Flag-wrapped coffins are seen outside the Islamic Centre of Southwest Ontario, during a funeral of the Afzaal family that was…
Flag-wrapped coffins are seen outside the Islamic Centre of Southwest Ontario, during a funeral for members of the Afzaal family killed in what police said was a hate attack, in London, Ontario, June 12, 2021.

LONDON, ONTARIO - Several hundred mourners joined a public funeral Saturday of a Canadian Muslim family run over and killed by a pickup driver in an attack police said was driven by hate.

The four members of the Afzaal family, spanning three generations, were killed last Sunday when Nathaniel Veltman, 20, ran into them while they were out for an evening walk near their home in London, Ontario, authorities said. A fifth family member, a 9-year-old boy, is recovering from his injuries in the hospital.

Police have said the attack was premeditated and allege the family was targeted because of their Islamic faith.

The hourlong ceremony started after the four coffins draped in Canadian flags rolled into the compound of the Islamic Center of Southwest Ontario and ended with prayers and condolences offered by religious and community leaders. Burial later was private.

"The very fact their coffins are draped in the beautiful Canadian flag is an apt testimony of the fact that the entire Canadian nation stands with them," Raza Bashir, Tarar High Commissioner for Pakistan to Canada, told the gathering.

The family moved to Canada from Pakistan 14 years ago.

The attack sparked outrage across Canada, with politicians from all sides condemning the crime, spurring growing calls to take action to curb hate crime and Islamophobia.

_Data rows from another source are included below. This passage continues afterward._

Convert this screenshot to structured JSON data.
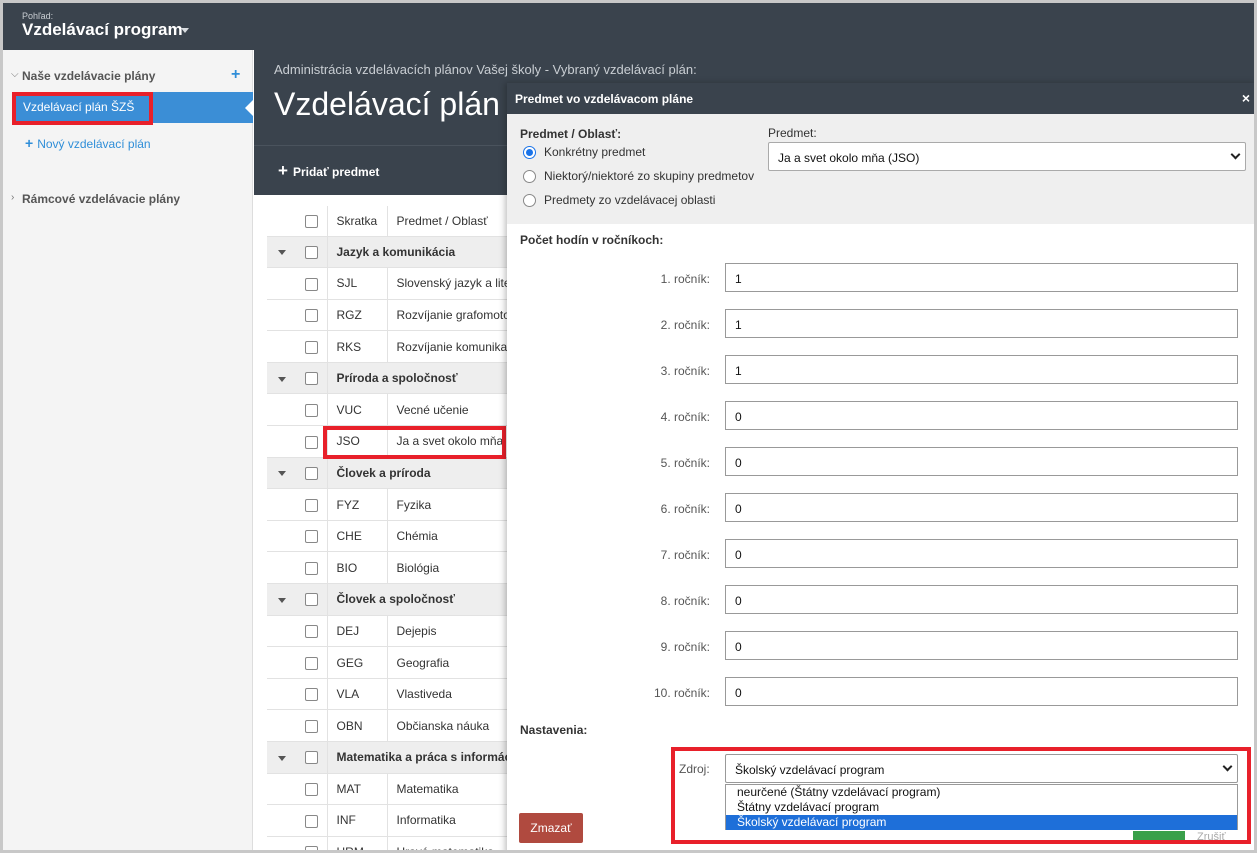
{
  "topbar": {
    "view_label": "Pohľad:",
    "title": "Vzdelávací program"
  },
  "sidebar": {
    "section_title": "Naše vzdelávacie plány",
    "active_item": "Vzdelávací plán ŠZŠ",
    "new_plan": "Nový vzdelávací plán",
    "framework_title": "Rámcové vzdelávacie plány"
  },
  "main": {
    "breadcrumb": "Administrácia vzdelávacích plánov Vašej školy - Vybraný vzdelávací plán:",
    "heading": "Vzdelávací plán",
    "add_subject": "Pridať predmet",
    "table": {
      "headers": [
        "Skratka",
        "Predmet / Oblasť"
      ],
      "rows": [
        {
          "type": "group",
          "name": "Jazyk a komunikácia"
        },
        {
          "type": "item",
          "abbr": "SJL",
          "name": "Slovenský jazyk a lite"
        },
        {
          "type": "item",
          "abbr": "RGZ",
          "name": "Rozvíjanie grafomoto"
        },
        {
          "type": "item",
          "abbr": "RKS",
          "name": "Rozvíjanie komunika"
        },
        {
          "type": "group",
          "name": "Príroda a spoločnosť"
        },
        {
          "type": "item",
          "abbr": "VUC",
          "name": "Vecné učenie"
        },
        {
          "type": "item",
          "abbr": "JSO",
          "name": "Ja a svet okolo mňa"
        },
        {
          "type": "group",
          "name": "Človek a príroda"
        },
        {
          "type": "item",
          "abbr": "FYZ",
          "name": "Fyzika"
        },
        {
          "type": "item",
          "abbr": "CHE",
          "name": "Chémia"
        },
        {
          "type": "item",
          "abbr": "BIO",
          "name": "Biológia"
        },
        {
          "type": "group",
          "name": "Človek a spoločnosť"
        },
        {
          "type": "item",
          "abbr": "DEJ",
          "name": "Dejepis"
        },
        {
          "type": "item",
          "abbr": "GEG",
          "name": "Geografia"
        },
        {
          "type": "item",
          "abbr": "VLA",
          "name": "Vlastiveda"
        },
        {
          "type": "item",
          "abbr": "OBN",
          "name": "Občianska náuka"
        },
        {
          "type": "group",
          "name": "Matematika a práca s informác"
        },
        {
          "type": "item",
          "abbr": "MAT",
          "name": "Matematika"
        },
        {
          "type": "item",
          "abbr": "INF",
          "name": "Informatika"
        },
        {
          "type": "item",
          "abbr": "HRM",
          "name": "Hravá matematika"
        }
      ]
    }
  },
  "modal": {
    "title": "Predmet vo vzdelávacom pláne",
    "close": "×",
    "subject_area_label": "Predmet / Oblasť:",
    "radio_options": [
      "Konkrétny predmet",
      "Niektorý/niektoré zo skupiny predmetov",
      "Predmety zo vzdelávacej oblasti"
    ],
    "radio_selected": 0,
    "subject_label": "Predmet:",
    "subject_value": "Ja a svet okolo mňa (JSO)",
    "hours_label": "Počet hodín v ročníkoch:",
    "grades": [
      {
        "label": "1. ročník:",
        "value": "1"
      },
      {
        "label": "2. ročník:",
        "value": "1"
      },
      {
        "label": "3. ročník:",
        "value": "1"
      },
      {
        "label": "4. ročník:",
        "value": "0"
      },
      {
        "label": "5. ročník:",
        "value": "0"
      },
      {
        "label": "6. ročník:",
        "value": "0"
      },
      {
        "label": "7. ročník:",
        "value": "0"
      },
      {
        "label": "8. ročník:",
        "value": "0"
      },
      {
        "label": "9. ročník:",
        "value": "0"
      },
      {
        "label": "10. ročník:",
        "value": "0"
      }
    ],
    "settings_label": "Nastavenia:",
    "source_label": "Zdroj:",
    "source_value": "Školský vzdelávací program",
    "source_options": [
      "neurčené (Štátny vzdelávací program)",
      "Štátny vzdelávací program",
      "Školský vzdelávací program"
    ],
    "source_selected": 2,
    "delete_button": "Zmazať",
    "cancel_button": "Zrušiť",
    "colors": {
      "header": "#3a434d",
      "accent": "#3b8ed6",
      "highlight": "#e8202a",
      "delete": "#b04a3f",
      "selected_option": "#1e6fd9"
    }
  }
}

London, 200 kilometers (120 miles) southwest of Toronto, has seen an outpouring of support in the aftermath of the attack.

Veltman, who returns to court on Monday, faces four charges of first-degree murder and one of attempted murder.

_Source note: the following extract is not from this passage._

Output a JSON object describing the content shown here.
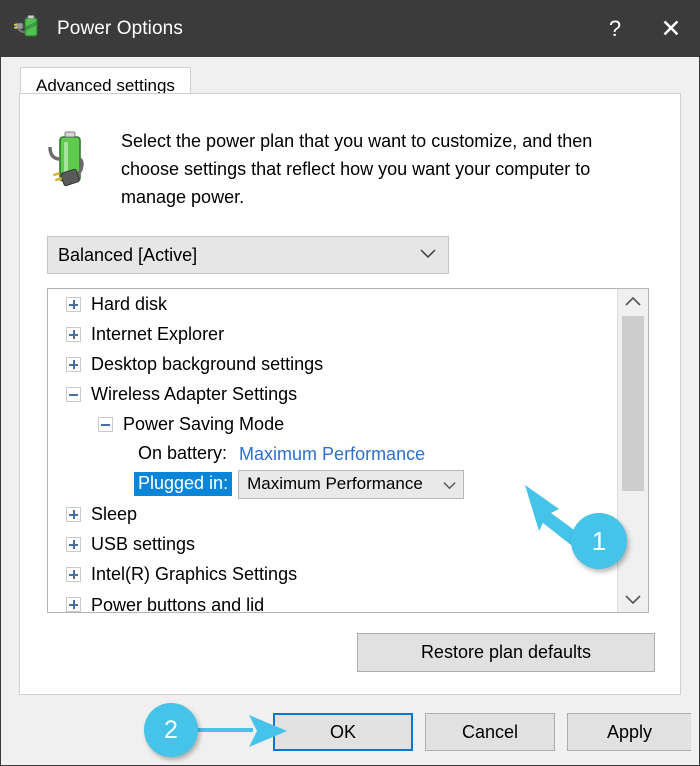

Canadian Prime Minister Justin Trudeau has called the killings a "terrorist attack" and vowed to clamp down on far-right groups and online hate.

"I think we're emotionally exhausted," Imam Aarij Anwer told the Canadian Broadcasting Corp. before the ceremony. "We're looking forward to having some closure on Saturday."